      • UpHere says:

        So true.

        You had Kay Godwin “lobbying” members over a Senate bill today. On the ropes. Just like all the others with badges. You SHOULD have to register if you lobby which it what Debbie does and Julianne does and what Kay does. I don’t care if you get paid or not. YOU ARE LOBBYING.

        What is the issue now that the fees have been dropped? This is not silencing activists as poor little Debbie was crying about to WSB today. They all preach transparency until it affects them directly. Then, it is David Ralston trying to screw grassroots.

  4. polpol says:

    I have followed this debate and many others on the Lobbyist/Ethics front for many years.

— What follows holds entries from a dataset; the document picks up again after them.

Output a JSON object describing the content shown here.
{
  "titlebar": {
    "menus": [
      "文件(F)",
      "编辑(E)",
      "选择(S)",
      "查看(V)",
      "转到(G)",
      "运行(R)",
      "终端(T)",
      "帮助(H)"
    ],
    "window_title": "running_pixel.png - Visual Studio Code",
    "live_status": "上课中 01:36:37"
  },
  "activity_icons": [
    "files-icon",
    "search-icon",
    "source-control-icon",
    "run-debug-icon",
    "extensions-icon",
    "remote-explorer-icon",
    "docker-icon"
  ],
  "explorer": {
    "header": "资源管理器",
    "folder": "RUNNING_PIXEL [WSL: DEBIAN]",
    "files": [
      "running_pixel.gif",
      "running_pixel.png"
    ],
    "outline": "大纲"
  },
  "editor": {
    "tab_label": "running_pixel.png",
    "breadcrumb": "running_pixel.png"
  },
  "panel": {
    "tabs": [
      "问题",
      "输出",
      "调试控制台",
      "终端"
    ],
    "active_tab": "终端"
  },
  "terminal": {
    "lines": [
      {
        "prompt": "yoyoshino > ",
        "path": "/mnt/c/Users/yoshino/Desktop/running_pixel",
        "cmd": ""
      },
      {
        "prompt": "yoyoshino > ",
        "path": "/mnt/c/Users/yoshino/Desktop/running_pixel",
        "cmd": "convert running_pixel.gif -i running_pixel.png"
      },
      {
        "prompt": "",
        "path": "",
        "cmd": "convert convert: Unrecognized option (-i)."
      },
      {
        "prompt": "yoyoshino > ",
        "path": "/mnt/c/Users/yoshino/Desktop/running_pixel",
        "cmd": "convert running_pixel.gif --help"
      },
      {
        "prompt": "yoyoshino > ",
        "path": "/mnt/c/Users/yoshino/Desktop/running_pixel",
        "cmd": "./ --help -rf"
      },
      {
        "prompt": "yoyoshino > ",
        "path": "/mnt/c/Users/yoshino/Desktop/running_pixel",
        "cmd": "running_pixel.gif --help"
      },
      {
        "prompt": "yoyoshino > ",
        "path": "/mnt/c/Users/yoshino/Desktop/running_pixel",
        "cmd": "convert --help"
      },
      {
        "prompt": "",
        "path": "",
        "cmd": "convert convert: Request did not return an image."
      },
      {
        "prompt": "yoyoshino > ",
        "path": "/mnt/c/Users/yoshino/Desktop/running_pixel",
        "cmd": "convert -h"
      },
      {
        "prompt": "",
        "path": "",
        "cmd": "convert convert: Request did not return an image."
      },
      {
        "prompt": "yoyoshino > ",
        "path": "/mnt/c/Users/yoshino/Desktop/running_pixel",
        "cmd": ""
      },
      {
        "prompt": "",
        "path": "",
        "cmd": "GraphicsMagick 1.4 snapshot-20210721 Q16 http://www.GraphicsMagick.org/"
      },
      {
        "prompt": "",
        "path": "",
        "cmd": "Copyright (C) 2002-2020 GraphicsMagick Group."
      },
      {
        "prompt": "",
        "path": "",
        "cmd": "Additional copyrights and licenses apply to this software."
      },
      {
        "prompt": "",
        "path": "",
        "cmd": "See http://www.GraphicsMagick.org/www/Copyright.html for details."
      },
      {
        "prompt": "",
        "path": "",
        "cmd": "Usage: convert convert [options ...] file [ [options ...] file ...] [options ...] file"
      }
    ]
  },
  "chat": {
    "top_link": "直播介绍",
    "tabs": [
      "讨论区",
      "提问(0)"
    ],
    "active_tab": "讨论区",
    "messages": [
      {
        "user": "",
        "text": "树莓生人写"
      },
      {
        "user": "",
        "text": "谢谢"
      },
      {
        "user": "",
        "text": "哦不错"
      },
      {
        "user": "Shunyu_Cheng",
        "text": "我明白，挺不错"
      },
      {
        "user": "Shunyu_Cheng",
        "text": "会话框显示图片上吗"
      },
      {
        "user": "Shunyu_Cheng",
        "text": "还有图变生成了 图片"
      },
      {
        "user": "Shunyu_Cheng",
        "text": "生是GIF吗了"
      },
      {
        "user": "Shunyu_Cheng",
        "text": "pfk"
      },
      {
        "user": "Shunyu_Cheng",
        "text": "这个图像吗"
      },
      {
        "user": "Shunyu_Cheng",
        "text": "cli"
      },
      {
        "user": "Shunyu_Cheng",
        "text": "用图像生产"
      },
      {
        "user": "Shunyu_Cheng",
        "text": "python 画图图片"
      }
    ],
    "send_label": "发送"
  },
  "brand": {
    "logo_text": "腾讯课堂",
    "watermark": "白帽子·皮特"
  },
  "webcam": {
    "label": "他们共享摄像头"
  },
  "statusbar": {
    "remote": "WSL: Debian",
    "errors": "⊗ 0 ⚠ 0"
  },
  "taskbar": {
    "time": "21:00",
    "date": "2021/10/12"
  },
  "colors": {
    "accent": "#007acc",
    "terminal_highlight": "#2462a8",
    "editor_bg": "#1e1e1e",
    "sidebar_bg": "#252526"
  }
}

I have been a lobbyist at the Capitol since 1979 (except for 4 years off for good behavior), and cannot understand the aversion to registering, particularly if there is no cost involved, which was the case until just recently. I fail to comprehend why an activist would not want to be in a database where other volunteers could readily identify who represents what, paid or not. Perhaps if the individual referenced from Cherokee County was registered, their problems might not have happened. While I understand the First Amendment argument which was used years ago to repeal the first registration fee, I just don’t buy into the argument that having to register under certain conditions abridges my freedom of speech…….no more than having to pass a background check abridges my right to bear arms……cause in many ways, the freedom of speech is the most effective method of defending our rights…….if you beliefs in your causes are strong enough for you to endure the rigors of multiple visits to the Gold Dome, then the registration and the resultant name tag are actually a badge of honor……

  5. Dave Bearse says:

    One of the reasons that I changed from supporting gift limits to a gift ban is the lack of legislator’s personal accountibility in any ethics legislation now and in the preceeding transparency legislation.

    The solution to there being no legislator’s personal accountibility for gifts is to simply prohibit the gifts they refuse to be accountable for, and press to close up ridiculous loopholes like exempting caucuses/subcommittees of one.

    I will hold the Senate primarily responsible for inferior ethics legislation. Their guy, Dandy Don, was the impetus for ethics legislation well over a year ago, yet the Senate waited until three days before this year’s Sine Die to pass legislation substantially different than the House legislation passed months ago.

    BTW, has the now three year old March 2010 complaint against Ralston before the Transparency Commission ever been brought to conclusion? Not that there’s anything to the complaint, but it certainly exemplifies a virtually non-existent investigative and adjudication process.

Comments are closed.